``We got it down to three, and E'Twaun Moore hit a tough shot behind that ball screen,'' Michigan State coach Tom Izzo said. ``That's what they do, and that's the way he plays, and he played well.''

Moore then assisted on a basket by Hummel and followed that with a layup that gave the Boilermakers a 10-point lead in the 76-64 win. Moore finished with 25 points as Purdue won at Michigan State for the first time since 1998.

``He is a very confident player, and when he lets the game come to him, he can quietly score 25 points,'' Painter said afterward. ``He has worked on his game and has come a long way, which has put him in a good position.''

Moore is exceptional at breaking defenses down, yet he shoots 38 percent from 3-point range and he's a solid perimeter defender.

``I think he's just improved at all the things he's always done,'' Hummel said. ``He's made tremendous strides in every facet of his game.''

Moore hasn't gone entirely unnoticed - he was a second-team All-Big Ten pick both his freshman and sophomore years. His first big step this season came when he scored 22 points on 8-for-16 shooting against then-No. 9 Tennessee in the Paradise Jam final on his way to tournament MVP honors.

Moore doesn't celebrate after baskets, and generally changes his facial expression only when he disagrees with a foul call or makes a mental error. Even then, it's temporary, and he almost immediately goes back to being the most relaxed player on the court.

``Just experience playing the game,'' he said. ``I've played in a lot of big games the last few years. I try to stay under control, stay poised and never get rattled.''

Hummel said the 6-foot-4 Moore from East Chicago, Ind., has been that way since junior high.

``When we were in seventh grade, playing East Chicago in AAU tournaments, they always had this one guy that was just taking big shots, making big shots. It was like 'why can't we stop this guy?''' he said. ``Then, freshman year of high school, he was averaging 18 points a game. That's why we couldn't stop him. He was a beast.''

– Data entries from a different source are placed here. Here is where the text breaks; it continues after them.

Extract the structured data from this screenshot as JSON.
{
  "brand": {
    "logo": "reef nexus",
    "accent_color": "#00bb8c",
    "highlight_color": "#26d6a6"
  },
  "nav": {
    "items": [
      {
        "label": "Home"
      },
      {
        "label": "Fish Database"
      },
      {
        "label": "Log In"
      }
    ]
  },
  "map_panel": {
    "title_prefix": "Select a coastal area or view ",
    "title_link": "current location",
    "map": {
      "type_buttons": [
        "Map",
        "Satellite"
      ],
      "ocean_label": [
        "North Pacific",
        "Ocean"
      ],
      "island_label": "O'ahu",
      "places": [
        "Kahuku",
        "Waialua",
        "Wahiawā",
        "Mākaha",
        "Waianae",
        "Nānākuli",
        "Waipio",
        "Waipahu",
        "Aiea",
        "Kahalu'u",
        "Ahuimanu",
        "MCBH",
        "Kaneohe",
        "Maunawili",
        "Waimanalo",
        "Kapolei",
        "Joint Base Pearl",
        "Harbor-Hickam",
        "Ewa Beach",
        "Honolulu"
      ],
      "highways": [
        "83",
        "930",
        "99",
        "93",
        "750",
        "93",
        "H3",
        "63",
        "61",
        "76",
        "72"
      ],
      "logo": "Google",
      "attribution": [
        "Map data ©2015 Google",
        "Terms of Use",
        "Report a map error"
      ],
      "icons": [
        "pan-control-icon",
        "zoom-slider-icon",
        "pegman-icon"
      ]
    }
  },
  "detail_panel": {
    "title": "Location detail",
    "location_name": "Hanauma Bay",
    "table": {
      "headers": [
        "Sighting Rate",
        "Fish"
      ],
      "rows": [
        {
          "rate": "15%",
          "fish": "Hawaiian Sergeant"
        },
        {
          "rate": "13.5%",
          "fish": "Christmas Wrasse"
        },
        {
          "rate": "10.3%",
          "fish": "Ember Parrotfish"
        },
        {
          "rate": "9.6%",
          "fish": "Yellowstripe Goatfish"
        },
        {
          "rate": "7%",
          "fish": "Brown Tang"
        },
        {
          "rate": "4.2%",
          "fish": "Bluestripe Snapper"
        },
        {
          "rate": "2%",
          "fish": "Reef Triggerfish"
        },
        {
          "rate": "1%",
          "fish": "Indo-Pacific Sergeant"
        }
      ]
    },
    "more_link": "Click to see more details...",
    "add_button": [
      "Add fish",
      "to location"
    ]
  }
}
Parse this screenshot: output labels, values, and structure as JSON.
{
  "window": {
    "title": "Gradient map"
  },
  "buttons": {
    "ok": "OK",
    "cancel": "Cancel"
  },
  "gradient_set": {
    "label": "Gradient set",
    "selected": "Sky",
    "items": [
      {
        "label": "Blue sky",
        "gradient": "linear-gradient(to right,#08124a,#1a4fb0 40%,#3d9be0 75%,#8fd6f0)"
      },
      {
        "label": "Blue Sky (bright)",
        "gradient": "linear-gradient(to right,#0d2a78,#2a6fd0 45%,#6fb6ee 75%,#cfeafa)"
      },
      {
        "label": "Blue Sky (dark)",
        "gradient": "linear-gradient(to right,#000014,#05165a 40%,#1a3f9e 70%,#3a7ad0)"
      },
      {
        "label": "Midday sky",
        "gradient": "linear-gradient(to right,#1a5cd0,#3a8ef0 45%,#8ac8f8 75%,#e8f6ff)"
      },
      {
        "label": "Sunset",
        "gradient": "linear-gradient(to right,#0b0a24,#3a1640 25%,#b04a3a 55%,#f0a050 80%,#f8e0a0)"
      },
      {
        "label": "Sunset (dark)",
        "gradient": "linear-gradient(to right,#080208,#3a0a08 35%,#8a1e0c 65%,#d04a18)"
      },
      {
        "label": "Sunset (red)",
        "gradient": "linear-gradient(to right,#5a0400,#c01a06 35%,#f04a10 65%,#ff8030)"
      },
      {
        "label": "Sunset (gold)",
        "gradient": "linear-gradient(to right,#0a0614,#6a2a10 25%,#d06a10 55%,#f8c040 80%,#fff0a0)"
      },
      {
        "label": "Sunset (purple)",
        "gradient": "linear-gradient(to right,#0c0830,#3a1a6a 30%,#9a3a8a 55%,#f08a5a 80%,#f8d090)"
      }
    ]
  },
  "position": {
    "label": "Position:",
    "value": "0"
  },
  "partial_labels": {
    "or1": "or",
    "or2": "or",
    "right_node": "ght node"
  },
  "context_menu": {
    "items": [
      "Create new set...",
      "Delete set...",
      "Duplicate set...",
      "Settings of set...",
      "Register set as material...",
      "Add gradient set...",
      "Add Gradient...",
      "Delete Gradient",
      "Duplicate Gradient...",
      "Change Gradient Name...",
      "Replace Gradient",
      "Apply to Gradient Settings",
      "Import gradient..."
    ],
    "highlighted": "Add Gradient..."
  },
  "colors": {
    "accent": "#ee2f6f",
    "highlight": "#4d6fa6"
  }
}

Painter said Moore deservedly gets more freedom than his teammates, but he's at his best when he plays within Purdue's system. Moore agreed and said his breakout season is a result of figuring out how to make the system work for himself and the team.

``Just being smarter on the court, knowing when to attack, when not to attack,'' he said. ``Just being decisive in my moves, taking it to the hole, being aggressive.''